Four bishops from one of the largest dioceses in the Church of England have issued a pastoral letter warning clergy against 'instrusive questioning' about sexual practices and saying it is 'unacceptable' to tell people sexual orientation can be changed by faith.
The letter from the Diocese of Oxford to 1,500 ministers is signed by the Bishops of Oxford, Dorchester, Buckingham and Reading.
It also announces a new chaplaincy team for LGBTI+ people, aimed at providing 'insights and advice to clergy and bishops about being church together'.
The letter refers to the call by the Archbishops of Canterbury and York for a 'radical new Christian inclusion in the Church founded in scripture, in reason, in tradition, in theology and the Christian faith as the Church of England has received it' and to the CofE's continuing conversations about the issue. However, it says, 'Whilst this work is going on, attitudes to LGBTI+ people in Church and society continue to change and evolve and other churches in the United Kingdom and the Anglican Communion engage in similar conversations.'
It continues: 'LGBTI+ Christians have always been, and remain, actively involved as clergy and laity in all areas of church life, and at all levels. How open and authentically themselves they may be in this is the issue at stake.' It says the CofE has 'continually failed our sisters and brothers in Christ'.
Debates about sexuality and gender, it says, should be conducted 'with attention to people's experiences and in a spirit of love, mutual care and respect'.
It commends the five principles commended recently to the Diocese of Lichfield by Bishop Michael Ipgrave for 'welcoming and honouring LGBTI+ people'.

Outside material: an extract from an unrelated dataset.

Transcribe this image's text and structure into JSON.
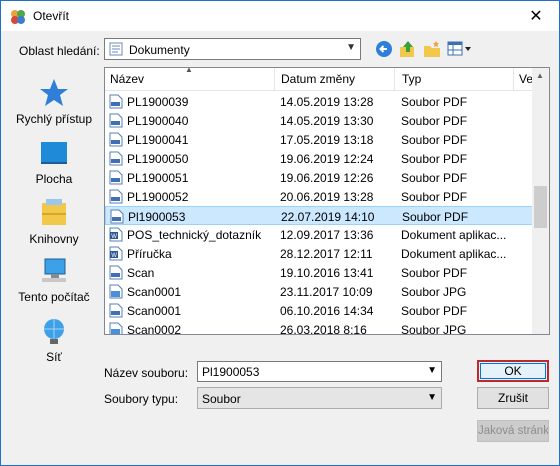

Priests should ensure thatLGBTI+ people 'know that there is a place at the table for them, it says; they should not tell people their orientation or gender identity could be changed by faith, or that 'homosexuality or gender difference is a sign of immaturity or a lack of faith', and they should not discourage LGBTI+ people from receiving the Lord's Suppoer.

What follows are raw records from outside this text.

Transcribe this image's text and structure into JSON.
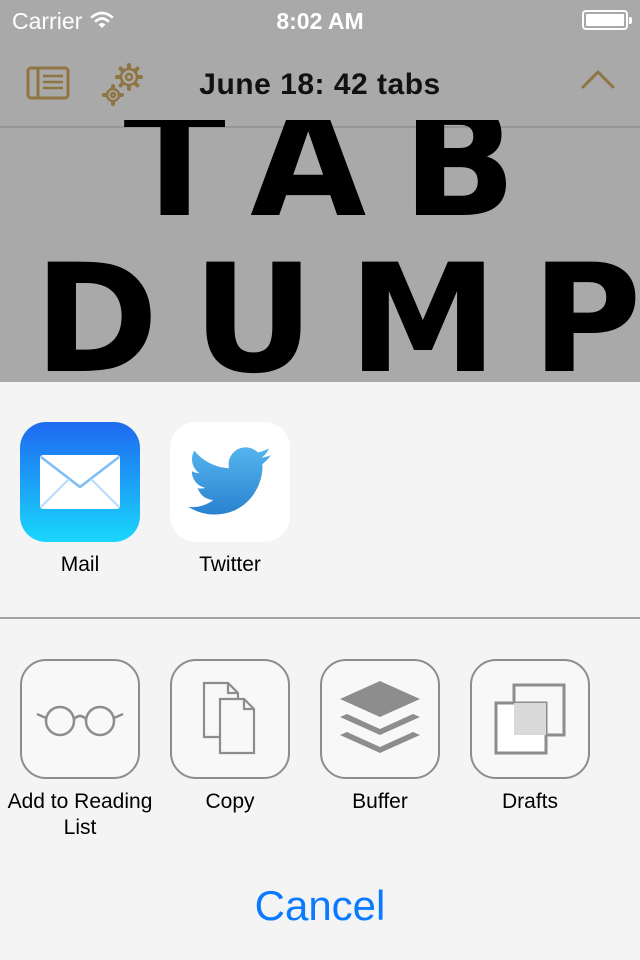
{
  "status_bar": {
    "carrier": "Carrier",
    "time": "8:02 AM",
    "battery_level": 1.0
  },
  "nav": {
    "title": "June 18: 42 tabs",
    "accent_color": "#8f7541",
    "icons": [
      "reader-icon",
      "gear-icon",
      "chevron-up-icon"
    ]
  },
  "article": {
    "hero_line1": "TAB",
    "hero_line2": "DUMP"
  },
  "share_sheet": {
    "apps": [
      {
        "label": "Mail",
        "icon": "mail-icon"
      },
      {
        "label": "Twitter",
        "icon": "twitter-bird-icon"
      }
    ],
    "actions": [
      {
        "label": "Add to Reading List",
        "icon": "glasses-icon"
      },
      {
        "label": "Copy",
        "icon": "copy-icon"
      },
      {
        "label": "Buffer",
        "icon": "buffer-icon"
      },
      {
        "label": "Drafts",
        "icon": "drafts-icon"
      }
    ],
    "cancel_label": "Cancel"
  },
  "colors": {
    "cancel": "#0a7aff",
    "mail_gradient": [
      "#1e69f0",
      "#1ad7fc"
    ],
    "twitter_blue": "#3a9be0"
  }
}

The letter also affirms that LGBTI+ people are calls to roles of leadership in the Church. It acknowledges 'the great contribution that LGBTI+ Christians are making, and have made, to the Church in this diocese' and highlights 'the need for mission within the LGBTI+ community more broadly'.
The bishops acknowledge that there is no public authorised liturgy for marking same-sex marriages and that while clergy are encouraged to respond 'pastorally and sensitively' to requests. the House of Bishops Guidelines on Same Sex Marriage are clear that services of blessing should not be provided.
However, the letter says: 'This is, of course, one of the key areas under review in the Pastoral Advisory Group. Depending on the timetable of the national group's work, we may look to draw the fruits of our own conversations and reflections together in the short term for the benefit of this Diocese.'